Gains in 2016
In 2016, General Motors (GM) delivered 2.4% positive returns. It was much lower than 9.5% positive returns by the S&P 500 Index (SPY). At the same time, General Motors’ 2016 performance was still far better than its direct peers including Ford (F), Toyota (TM), and Fiat Chrysler (FCAU). Now, let’s take a look at how General Motors stock performed in December. We’ll find out what might have limited its gains for the month.
Weakness in December
In the week ending December 30, 2016, General Motors stock continued to trade on a negative note and closed at $34.84 with a -2.4% return for the week. With this, the stock ended December on a mixed note with 0.9% gains. General Motors’ move to temporarily close its production facilities, planned layoffs, and broader market weakness during the week could be why there was pessimism on Wall Street.
Note that General Motors plans to temporarily shut five of its production facilities in the US in January 2017. It wants to lower its car inventory level that grew in 2016. According to a Reuters report, the company plans to bring down the supply of new vehicles to 70 days from 84 days reported at the end of November 2016. The report also suggested that in March 2017, General Motors “will lay off about 1,300 plant workers and cut the second shift at its Detroit-Hamtramck plant.”
An immediate horizontal resistance is near $35.80 followed by a stiff resistance level near $36.90. Only a breach of the immediate resistance at $35.95 could attract fresh buying in the stock and take it up more. On the downside, a minor support is near $34.10.
To learn about General Motors’ key highlights in 2016 and its growth in the first three quarters of 2016, read Your General Motors 2016 Holiday Highlights.

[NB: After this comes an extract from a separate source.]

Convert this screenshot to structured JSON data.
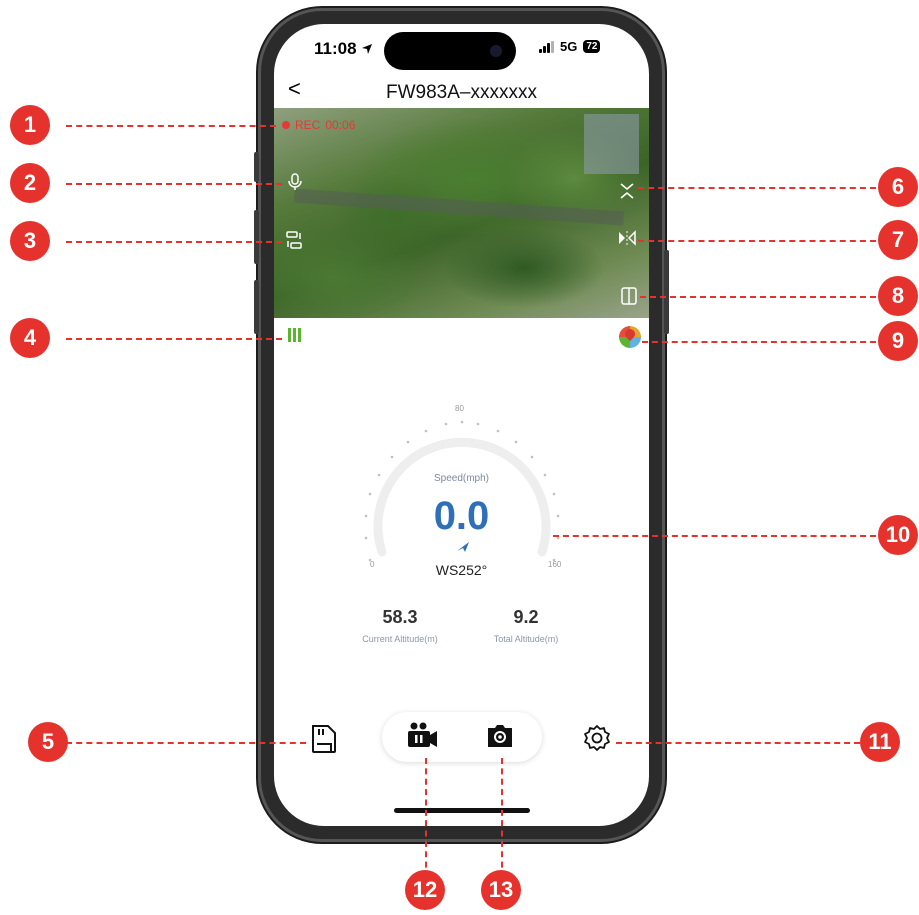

In the next part, we’ll discuss Ford’s key technical support and resistance levels for this week.